Items from an interface collection
______________________________
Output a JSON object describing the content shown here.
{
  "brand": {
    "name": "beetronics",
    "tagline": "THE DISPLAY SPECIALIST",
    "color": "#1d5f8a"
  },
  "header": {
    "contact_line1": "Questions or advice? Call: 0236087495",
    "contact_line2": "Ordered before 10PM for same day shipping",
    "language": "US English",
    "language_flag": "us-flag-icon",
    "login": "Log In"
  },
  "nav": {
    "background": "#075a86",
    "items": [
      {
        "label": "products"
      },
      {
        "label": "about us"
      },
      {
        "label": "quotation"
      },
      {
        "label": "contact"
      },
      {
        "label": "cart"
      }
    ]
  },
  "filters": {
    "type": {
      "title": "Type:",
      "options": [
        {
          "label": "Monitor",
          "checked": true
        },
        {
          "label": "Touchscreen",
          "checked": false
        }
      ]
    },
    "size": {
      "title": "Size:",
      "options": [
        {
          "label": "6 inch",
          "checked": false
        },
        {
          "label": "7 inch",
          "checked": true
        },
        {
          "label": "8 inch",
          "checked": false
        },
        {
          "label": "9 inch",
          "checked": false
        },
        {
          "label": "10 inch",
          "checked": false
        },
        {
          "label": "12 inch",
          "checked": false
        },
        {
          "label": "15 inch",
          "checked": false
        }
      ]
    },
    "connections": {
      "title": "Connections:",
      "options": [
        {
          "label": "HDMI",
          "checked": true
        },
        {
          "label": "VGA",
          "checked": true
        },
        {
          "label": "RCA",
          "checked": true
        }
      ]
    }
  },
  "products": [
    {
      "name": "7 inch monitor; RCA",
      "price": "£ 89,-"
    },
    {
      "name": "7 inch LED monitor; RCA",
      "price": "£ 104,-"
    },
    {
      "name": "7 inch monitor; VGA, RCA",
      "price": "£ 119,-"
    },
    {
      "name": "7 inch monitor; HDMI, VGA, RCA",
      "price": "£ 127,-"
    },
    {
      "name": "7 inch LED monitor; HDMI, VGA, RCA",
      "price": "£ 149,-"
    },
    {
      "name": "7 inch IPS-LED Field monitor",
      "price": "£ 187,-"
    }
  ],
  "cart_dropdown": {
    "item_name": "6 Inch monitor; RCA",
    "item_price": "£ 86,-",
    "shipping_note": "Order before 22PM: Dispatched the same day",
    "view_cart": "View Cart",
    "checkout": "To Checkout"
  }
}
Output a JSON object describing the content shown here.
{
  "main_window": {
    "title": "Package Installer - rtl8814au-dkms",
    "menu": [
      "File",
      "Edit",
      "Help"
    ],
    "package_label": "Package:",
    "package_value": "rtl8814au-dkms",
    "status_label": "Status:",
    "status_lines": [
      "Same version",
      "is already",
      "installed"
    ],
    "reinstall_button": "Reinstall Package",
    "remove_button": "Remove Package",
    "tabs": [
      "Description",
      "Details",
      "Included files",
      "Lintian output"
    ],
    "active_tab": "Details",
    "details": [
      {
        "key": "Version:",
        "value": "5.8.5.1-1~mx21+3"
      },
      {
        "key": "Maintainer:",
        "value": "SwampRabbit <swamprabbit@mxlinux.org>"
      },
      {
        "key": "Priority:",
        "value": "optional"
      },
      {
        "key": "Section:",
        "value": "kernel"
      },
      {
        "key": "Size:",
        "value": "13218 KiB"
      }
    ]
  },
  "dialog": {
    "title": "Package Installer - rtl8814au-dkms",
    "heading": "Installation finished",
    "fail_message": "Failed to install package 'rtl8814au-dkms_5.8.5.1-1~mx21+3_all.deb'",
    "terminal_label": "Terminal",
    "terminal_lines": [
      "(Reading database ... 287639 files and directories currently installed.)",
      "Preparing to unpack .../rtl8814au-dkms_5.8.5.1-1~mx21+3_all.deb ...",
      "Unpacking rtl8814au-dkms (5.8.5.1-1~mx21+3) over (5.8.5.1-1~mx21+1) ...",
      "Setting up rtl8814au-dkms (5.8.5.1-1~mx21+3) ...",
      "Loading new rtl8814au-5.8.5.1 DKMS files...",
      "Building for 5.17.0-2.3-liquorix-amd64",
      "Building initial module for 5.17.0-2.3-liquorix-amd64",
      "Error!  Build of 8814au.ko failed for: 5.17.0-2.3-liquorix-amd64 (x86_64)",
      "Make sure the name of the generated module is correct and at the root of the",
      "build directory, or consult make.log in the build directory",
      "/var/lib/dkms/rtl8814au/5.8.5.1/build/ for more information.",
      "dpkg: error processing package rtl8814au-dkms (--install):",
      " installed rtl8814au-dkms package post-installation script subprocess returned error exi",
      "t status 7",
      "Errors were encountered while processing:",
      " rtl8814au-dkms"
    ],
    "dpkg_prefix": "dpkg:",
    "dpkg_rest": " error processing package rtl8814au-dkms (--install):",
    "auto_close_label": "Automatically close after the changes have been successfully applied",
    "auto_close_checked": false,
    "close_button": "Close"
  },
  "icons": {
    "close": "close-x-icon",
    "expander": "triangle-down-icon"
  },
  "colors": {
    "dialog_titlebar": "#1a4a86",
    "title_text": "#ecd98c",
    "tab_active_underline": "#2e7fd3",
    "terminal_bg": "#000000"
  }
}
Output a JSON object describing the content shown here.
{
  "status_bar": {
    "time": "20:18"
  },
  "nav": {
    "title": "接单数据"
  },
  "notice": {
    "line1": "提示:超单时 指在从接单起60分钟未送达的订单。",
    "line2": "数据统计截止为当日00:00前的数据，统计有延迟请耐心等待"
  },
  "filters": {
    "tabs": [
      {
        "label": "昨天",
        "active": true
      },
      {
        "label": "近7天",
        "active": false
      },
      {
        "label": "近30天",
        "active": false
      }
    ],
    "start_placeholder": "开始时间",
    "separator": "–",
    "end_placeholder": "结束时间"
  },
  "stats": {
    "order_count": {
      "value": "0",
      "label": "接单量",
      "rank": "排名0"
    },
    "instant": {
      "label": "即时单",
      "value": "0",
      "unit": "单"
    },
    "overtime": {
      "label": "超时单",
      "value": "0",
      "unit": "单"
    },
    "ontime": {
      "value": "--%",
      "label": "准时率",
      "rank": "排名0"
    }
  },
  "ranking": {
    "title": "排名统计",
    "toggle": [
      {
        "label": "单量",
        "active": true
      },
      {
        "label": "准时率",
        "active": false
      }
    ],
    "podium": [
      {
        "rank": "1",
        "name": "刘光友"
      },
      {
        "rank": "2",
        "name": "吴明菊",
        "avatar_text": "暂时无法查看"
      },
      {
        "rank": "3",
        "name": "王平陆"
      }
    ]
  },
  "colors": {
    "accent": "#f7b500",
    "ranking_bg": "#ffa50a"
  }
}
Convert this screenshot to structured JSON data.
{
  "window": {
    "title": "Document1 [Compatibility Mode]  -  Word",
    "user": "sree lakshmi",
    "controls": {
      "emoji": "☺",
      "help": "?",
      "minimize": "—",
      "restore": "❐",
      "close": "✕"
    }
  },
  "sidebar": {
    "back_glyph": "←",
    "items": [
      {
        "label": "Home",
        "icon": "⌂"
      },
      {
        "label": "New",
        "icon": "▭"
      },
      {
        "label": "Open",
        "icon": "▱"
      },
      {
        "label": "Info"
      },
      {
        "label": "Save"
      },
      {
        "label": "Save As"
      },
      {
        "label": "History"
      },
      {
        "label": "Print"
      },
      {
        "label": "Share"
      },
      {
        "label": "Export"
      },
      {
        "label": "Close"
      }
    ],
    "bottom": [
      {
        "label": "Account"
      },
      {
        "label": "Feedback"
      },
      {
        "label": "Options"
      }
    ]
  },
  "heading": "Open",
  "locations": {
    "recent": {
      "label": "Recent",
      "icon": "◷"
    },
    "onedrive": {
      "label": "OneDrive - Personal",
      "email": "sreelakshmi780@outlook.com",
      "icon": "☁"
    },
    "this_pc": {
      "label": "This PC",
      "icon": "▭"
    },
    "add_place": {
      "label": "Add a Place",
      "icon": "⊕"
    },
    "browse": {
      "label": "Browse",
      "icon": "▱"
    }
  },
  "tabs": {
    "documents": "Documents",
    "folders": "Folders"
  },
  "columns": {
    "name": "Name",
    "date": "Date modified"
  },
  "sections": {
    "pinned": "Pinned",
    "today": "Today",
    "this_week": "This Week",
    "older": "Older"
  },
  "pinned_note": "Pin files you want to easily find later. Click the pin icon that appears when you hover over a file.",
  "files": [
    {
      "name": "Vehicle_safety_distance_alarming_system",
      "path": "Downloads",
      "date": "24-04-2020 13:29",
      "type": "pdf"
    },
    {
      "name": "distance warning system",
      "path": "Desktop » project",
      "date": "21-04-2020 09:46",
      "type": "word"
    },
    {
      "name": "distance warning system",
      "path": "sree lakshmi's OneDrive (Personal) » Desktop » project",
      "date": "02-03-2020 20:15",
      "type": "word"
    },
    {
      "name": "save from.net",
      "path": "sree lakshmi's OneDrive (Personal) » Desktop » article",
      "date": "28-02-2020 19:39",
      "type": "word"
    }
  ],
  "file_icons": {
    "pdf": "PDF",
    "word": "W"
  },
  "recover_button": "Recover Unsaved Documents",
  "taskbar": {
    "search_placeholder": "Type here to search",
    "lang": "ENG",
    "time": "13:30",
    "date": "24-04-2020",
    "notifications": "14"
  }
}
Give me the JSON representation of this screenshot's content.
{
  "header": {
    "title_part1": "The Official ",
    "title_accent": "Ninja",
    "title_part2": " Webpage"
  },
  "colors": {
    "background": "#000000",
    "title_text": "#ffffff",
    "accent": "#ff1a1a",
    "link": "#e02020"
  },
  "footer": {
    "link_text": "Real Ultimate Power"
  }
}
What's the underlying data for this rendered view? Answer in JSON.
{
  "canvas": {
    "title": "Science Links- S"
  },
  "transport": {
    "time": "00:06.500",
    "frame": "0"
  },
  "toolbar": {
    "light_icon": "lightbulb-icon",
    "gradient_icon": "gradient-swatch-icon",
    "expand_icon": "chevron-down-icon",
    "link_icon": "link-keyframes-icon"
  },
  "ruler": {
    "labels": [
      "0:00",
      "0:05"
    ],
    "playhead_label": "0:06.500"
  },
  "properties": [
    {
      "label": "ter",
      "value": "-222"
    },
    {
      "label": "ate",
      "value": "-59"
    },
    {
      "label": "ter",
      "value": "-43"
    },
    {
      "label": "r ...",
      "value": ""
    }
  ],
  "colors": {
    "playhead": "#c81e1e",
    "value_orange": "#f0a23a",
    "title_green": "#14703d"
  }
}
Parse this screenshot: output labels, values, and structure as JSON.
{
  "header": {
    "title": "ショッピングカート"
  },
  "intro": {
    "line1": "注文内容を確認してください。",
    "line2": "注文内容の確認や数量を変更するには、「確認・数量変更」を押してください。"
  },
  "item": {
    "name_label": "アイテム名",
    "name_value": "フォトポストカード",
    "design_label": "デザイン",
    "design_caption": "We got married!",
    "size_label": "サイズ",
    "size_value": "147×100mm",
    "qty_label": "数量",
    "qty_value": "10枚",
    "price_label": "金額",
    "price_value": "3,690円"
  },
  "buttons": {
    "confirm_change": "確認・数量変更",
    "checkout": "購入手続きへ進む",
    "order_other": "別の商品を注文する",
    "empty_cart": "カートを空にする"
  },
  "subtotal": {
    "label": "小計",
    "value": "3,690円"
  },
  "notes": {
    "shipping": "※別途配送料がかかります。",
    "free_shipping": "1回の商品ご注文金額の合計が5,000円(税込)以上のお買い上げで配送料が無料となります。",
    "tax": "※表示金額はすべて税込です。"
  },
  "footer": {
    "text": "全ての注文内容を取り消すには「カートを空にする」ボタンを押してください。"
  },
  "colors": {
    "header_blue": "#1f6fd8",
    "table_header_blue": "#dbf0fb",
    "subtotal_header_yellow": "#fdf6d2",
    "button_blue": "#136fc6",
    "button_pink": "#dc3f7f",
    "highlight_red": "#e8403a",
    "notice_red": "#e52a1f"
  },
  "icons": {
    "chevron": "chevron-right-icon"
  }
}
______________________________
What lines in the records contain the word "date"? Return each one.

> **Answer below**
    "date": "Date modified"
      "date": "24-04-2020 13:29",
      "date": "21-04-2020 09:46",
      "date": "02-03-2020 20:15",
      "date": "28-02-2020 19:39",
    "date": "24-04-2020",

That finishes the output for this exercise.